## ACTIVITY:
Print the data below exactly as it appears.

**********

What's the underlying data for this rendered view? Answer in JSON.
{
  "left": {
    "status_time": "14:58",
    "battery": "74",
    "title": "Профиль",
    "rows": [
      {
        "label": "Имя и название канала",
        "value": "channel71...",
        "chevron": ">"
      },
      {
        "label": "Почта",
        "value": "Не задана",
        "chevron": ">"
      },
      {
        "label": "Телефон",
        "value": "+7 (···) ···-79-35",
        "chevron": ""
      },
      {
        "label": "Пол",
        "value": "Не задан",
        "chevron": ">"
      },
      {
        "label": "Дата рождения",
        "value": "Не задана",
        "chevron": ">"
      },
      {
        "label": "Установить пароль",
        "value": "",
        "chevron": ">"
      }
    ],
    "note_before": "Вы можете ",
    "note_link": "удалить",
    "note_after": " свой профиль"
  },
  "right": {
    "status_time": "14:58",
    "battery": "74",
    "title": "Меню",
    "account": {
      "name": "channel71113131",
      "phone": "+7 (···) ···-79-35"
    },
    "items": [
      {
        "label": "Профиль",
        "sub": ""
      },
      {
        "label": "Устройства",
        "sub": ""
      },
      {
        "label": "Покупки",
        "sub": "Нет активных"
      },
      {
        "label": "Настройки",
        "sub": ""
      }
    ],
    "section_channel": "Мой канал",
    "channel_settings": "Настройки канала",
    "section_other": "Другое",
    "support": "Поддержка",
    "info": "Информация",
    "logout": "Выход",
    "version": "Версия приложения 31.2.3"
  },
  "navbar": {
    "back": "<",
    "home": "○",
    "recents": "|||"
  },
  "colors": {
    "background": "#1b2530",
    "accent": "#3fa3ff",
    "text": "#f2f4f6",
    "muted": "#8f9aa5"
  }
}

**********

## SOLUTION FOR THIS EXERCISE:
What's the underlying data for this rendered view? Answer in JSON.
{
  "left": {
    "status_time": "14:58",
    "battery": "74",
    "title": "Профиль",
    "rows": [
      {
        "label": "Имя и название канала",
        "value": "channel71...",
        "chevron": ">"
      },
      {
        "label": "Почта",
        "value": "Не задана",
        "chevron": ">"
      },
      {
        "label": "Телефон",
        "value": "+7 (···) ···-79-35",
        "chevron": ""
      },
      {
        "label": "Пол",
        "value": "Не задан",
        "chevron": ">"
      },
      {
        "label": "Дата рождения",
        "value": "Не задана",
        "chevron": ">"
      },
      {
        "label": "Установить пароль",
        "value": "",
        "chevron": ">"
      }
    ],
    "note_before": "Вы можете ",
    "note_link": "удалить",
    "note_after": " свой профиль"
  },
  "right": {
    "status_time": "14:58",
    "battery": "74",
    "title": "Меню",
    "account": {
      "name": "channel71113131",
      "phone": "+7 (···) ···-79-35"
    },
    "items": [
      {
        "label": "Профиль",
        "sub": ""
      },
      {
        "label": "Устройства",
        "sub": ""
      },
      {
        "label": "Покупки",
        "sub": "Нет активных"
      },
      {
        "label": "Настройки",
        "sub": ""
      }
    ],
    "section_channel": "Мой канал",
    "channel_settings": "Настройки канала",
    "section_other": "Другое",
    "support": "Поддержка",
    "info": "Информация",
    "logout": "Выход",
    "version": "Версия приложения 31.2.3"
  },
  "navbar": {
    "back": "<",
    "home": "○",
    "recents": "|||"
  },
  "colors": {
    "background": "#1b2530",
    "accent": "#3fa3ff",
    "text": "#f2f4f6",
    "muted": "#8f9aa5"
  }
}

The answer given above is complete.